YVONNE MALDONADO: It's been difficult. And most heartbreaking, I think, are the children who are immunocompromised who have other underlying conditions, who can't be vaccinated yet. And so it will be a welcome opportunity for families to vaccinate their young children as they have been able to do for their older kids.

STEIN: But, you know, there are still lots of questions about all this.

SUMMERS: What sorts of questions are there?

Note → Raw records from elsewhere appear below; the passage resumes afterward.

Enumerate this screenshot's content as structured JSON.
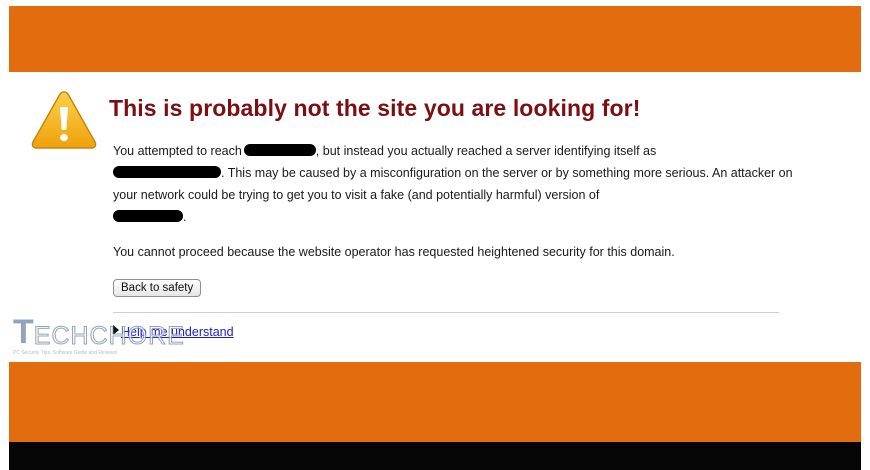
{
  "colors": {
    "band": "#e36d0e",
    "title": "#7b0f12",
    "link": "#1a1acf",
    "warning_fill": "#f5b316"
  },
  "icons": {
    "warning": "warning-triangle-icon",
    "disclosure": "disclosure-triangle-icon"
  },
  "error_page": {
    "title": "This is probably not the site you are looking for!",
    "paragraph1": {
      "part1": "You attempted to reach",
      "part2": ", but instead you actually reached a server identifying itself as",
      "part3": ". This may be caused by a misconfiguration on the server or by something more serious. An attacker on your network could be trying to get you to visit a fake (and potentially harmful) version of",
      "part4": "."
    },
    "paragraph2": "You cannot proceed because the website operator has requested heightened security for this domain.",
    "back_button_label": "Back to safety",
    "help_link_label": "Help me understand"
  },
  "watermark": {
    "logo_first": "T",
    "logo_rest": "ECHCHORE",
    "tagline": "PC Security Tips, Software Guide and Reviews"
  }
}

STEIN: Well, you know, Moderna also says the vaccine was only about 40% effective against the omicron variant in terms of protecting the kids against catching the virus and getting mildly or moderately ill. That's not unexpected since the adult vaccine doesn't work as well against omicron either, but it's not great. So the company says it plans to test a third dose, a booster, to see if that helps. And while the immune response should be enough to do the most important thing, you know, keep kids from getting seriously ill, that hasn't actually been proven yet. And even if it does, you know, no one knows really how long that protection might last. I talked about this with Dr. Jesse Goodman. He's a former top FDA scientist who's now at Georgetown University.

JESSE GOODMAN: I would say these are promising results. It's not a home run because it doesn't eliminate most infections, but it's promising.

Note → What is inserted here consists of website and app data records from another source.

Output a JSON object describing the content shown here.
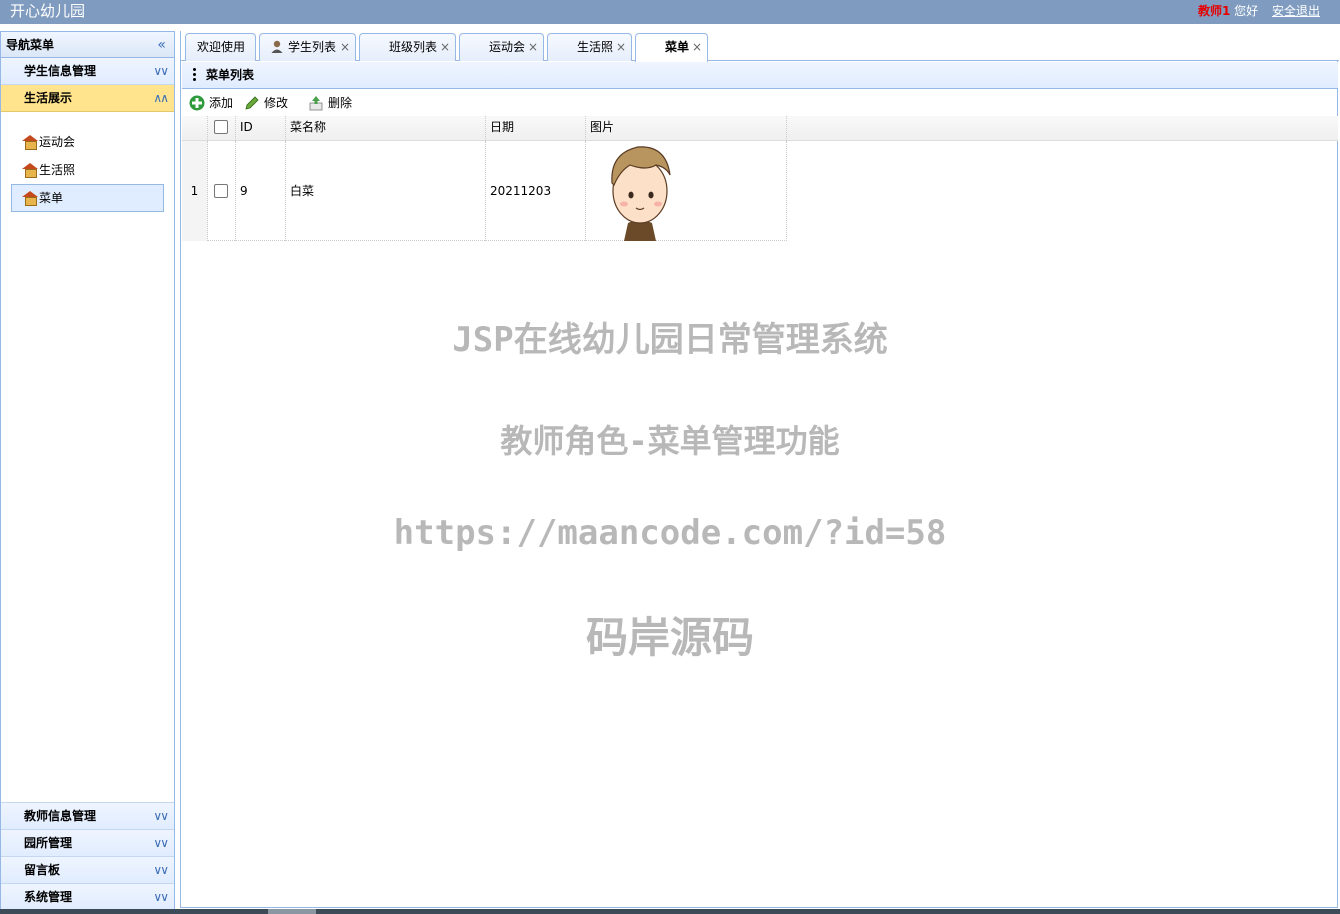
{
  "header": {
    "app_title": "开心幼儿园",
    "username": "教师1",
    "greeting": "您好",
    "logout": "安全退出"
  },
  "sidebar": {
    "title": "导航菜单",
    "groups_top": [
      {
        "label": "学生信息管理",
        "state": "collapsed"
      },
      {
        "label": "生活展示",
        "state": "expanded"
      }
    ],
    "items": [
      {
        "label": "运动会",
        "selected": false
      },
      {
        "label": "生活照",
        "selected": false
      },
      {
        "label": "菜单",
        "selected": true
      }
    ],
    "groups_bottom": [
      {
        "label": "教师信息管理"
      },
      {
        "label": "园所管理"
      },
      {
        "label": "留言板"
      },
      {
        "label": "系统管理"
      }
    ]
  },
  "tabs": [
    {
      "label": "欢迎使用",
      "closable": false,
      "icon": null
    },
    {
      "label": "学生列表",
      "closable": true,
      "icon": "user-icon"
    },
    {
      "label": "班级列表",
      "closable": true,
      "icon": null
    },
    {
      "label": "运动会",
      "closable": true,
      "icon": null
    },
    {
      "label": "生活照",
      "closable": true,
      "icon": null
    },
    {
      "label": "菜单",
      "closable": true,
      "icon": null,
      "active": true
    }
  ],
  "close_glyph": "×",
  "panel": {
    "title": "菜单列表"
  },
  "toolbar": {
    "add": "添加",
    "edit": "修改",
    "delete": "删除"
  },
  "table": {
    "columns": [
      "ID",
      "菜名称",
      "日期",
      "图片"
    ],
    "rows": [
      {
        "rownum": "1",
        "id": "9",
        "name": "白菜",
        "date": "20211203",
        "image": "cartoon-boy-avatar"
      }
    ]
  },
  "watermark": {
    "line1": "JSP在线幼儿园日常管理系统",
    "line2": "教师角色-菜单管理功能",
    "line3": "https://maancode.com/?id=58",
    "line4": "码岸源码"
  },
  "colors": {
    "header_bg": "#7f9cc0",
    "border": "#95b8e7",
    "active_group": "#ffe48d",
    "username": "#e60000",
    "watermark": "#b8b8b8"
  }
}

STEIN: Goodman also says Moderna's study wasn't big enough to totally rule out any side effects, you know, like a rare heart inflammation that sometimes occurs among younger men.

SUMMERS: All right, Rob, so where do we go from here? What happens next?

STEIN: Moderna plans to formally ask the FDA for emergency authorization within weeks. The FDA would probably convene outside advisers to put the company's case under a microscope and decide whether or not to recommend a go-ahead. If it does, the CDC would then weigh in. All that could happen pretty fast. And Pfizer's expected to announce the results of a third dose of its pediatric vaccine soon, too. But these shots have to be given three or four weeks apart and then probably followed by a third shot months later. So it'll probably take time to get all these little ones fully vaccinated. And the big question is, how much of a demand will there really be at this point?

SUMMERS: Rob, in the few seconds we have left, what do we know about that?

STEIN: You know, many parents clearly can't wait to vaccinate their kids, but it's already been hard to convince most to vaccinate their older kids; less than a third have done it. And with the omicron surge waning, there may be even less a sense of urgency for many, especially since kids don't tend to get that sick.

SUMMERS: NPR health correspondent Rob Stein, thank you.

STEIN: Sure thing. Transcript provided by NPR, Copyright NPR.

Rob Stein is a correspondent and senior editor on NPR's science desk.